Quiray Tagle also has written an essay for Dan Paz, one of the 2021-2022 Critical Race Studies Artists-in-Residence, about their exhibition, hammer without a nail, that opened at (SCENE) Metrospace on March 3 and runs through Friday, April 1.
“The financial support to continue doing my work is amazing,” Quiray Tagle said. “There are so few opportunities to be paid well for art criticism outside of major grants, so an opportunity to change the discourse about contemporary art, while being supported to continue my writing and while supporting MFA students, is really exciting.”
For more than a decade, Quiray Tagle has curated and written about contemporary art and performance projects by Black, Indigenous, people of color, queer, and diasporic artists working in installation, photography, socially engaged art, film, and new media. She first found herself at the intersection of art and activism while completing her bachelor’s degree at Barnard College as she participated in the post-9/11 anti-war movements. The protests and artwork she encountered and created during that time catalyzed a career dedicated to amplifying politically engaged art.

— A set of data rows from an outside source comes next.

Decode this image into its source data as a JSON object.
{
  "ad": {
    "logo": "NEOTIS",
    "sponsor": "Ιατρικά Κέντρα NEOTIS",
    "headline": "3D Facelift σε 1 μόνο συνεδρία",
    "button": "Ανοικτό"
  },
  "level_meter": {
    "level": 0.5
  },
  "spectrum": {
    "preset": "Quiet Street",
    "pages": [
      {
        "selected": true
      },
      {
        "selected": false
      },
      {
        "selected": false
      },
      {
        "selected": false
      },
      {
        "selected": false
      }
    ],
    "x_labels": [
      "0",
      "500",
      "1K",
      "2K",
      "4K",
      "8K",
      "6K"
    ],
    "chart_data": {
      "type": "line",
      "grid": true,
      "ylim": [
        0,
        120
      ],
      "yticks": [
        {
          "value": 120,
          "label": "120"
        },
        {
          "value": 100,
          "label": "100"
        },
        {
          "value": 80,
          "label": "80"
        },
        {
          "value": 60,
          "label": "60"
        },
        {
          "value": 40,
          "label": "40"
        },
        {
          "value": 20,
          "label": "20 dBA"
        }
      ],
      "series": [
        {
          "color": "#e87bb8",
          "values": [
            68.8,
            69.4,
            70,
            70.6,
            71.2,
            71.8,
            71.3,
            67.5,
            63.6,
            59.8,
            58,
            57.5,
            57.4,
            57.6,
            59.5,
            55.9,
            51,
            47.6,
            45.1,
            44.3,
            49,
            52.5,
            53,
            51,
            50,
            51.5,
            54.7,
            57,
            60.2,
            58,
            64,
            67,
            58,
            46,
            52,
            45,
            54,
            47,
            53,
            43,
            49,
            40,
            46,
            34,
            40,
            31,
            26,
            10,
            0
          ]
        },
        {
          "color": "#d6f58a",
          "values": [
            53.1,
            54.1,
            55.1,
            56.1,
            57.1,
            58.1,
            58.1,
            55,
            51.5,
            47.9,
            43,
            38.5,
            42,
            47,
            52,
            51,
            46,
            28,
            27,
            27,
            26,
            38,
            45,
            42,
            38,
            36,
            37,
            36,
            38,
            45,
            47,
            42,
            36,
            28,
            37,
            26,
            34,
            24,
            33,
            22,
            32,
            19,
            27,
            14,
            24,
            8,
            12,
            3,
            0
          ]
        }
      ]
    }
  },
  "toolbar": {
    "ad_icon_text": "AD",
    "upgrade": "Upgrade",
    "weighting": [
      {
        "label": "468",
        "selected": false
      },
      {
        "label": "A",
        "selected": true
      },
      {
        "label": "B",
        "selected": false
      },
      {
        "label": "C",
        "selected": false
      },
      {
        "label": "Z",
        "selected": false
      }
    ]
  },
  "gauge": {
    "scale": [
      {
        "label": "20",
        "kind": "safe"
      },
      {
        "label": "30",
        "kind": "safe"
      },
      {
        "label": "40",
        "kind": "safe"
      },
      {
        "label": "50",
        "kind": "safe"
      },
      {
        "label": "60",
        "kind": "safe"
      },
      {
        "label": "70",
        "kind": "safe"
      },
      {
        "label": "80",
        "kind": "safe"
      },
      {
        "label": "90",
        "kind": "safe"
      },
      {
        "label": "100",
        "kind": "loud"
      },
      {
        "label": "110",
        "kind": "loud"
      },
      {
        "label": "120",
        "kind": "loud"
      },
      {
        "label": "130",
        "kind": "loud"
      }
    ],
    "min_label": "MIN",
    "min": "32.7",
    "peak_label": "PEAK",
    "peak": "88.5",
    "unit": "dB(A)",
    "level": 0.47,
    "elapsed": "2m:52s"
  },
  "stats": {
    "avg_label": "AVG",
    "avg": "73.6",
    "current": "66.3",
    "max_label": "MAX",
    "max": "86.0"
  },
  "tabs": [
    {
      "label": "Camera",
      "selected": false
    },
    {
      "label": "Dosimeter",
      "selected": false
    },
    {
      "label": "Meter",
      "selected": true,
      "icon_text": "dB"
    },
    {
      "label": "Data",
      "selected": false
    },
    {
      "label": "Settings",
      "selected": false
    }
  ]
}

“It’s really important for me to work collaboratively with artists, whether they’re students or well into their career. That kind of relationship building and reflective practice of talking through the work together to develop new understandings — that’s the most important role that art critics, curators, and professors can play.”Thea Quiray Tagle, inaugural Critic-in-Residence at MSU
“That was my entry point to getting to work, curate, and write about visual and performance art,” Quiray Tagle said, “and that ethics of what art can do to facilitate or shift conversations around political change is what keeps me doing the work I’m doing and writing about this.”
Quiray Tagle has both an M.A. and Ph.D. in Ethnic Studies from the University of California, San Diego, where she investigated the artistic productions of Filipinx and queer folks in the anti-eviction and housing justice movements in San Francisco. She has curated visual art exhibitions and performances for Yerba Buena Center for the Arts, Seattle University’s Vachon Gallery, The Alice (Seattle), and Feast Arts Center (Tacoma), and has organized public programs for venues including the Asian Art Museum (San Francisco). Her arts criticism and essays have been published online in venues including Hyperallergic, ASAP/J, and BOMB Magazine.
“Thea Quiray Tagle, our inaugural critic, was chosen for the depth and breadth of her publications on contemporary art, her interest in the human condition, and her sensitivity to the crisis of our era: diaspora, refugee resettlement, endemic racism, and environmental degradation,” Hartman said. “Quiray Tagle’s aesthetic is congruent with the content in the art made by our MFA candidates, and her essays will become the text of the MFA thesis exhibition catalogue.”
Since MFA students are often at a unique beginning point in their artistic careers, Quiray Tagle’s essays will help students reflect on their work, find the language to talk about their art, and amplify their voices. As the inaugural Critic-in-Residence, Tagle’s work with the program will set a precedent for future iterations and give MFA students the important opportunity to magnify their work to the public.
Written by Annie Dubois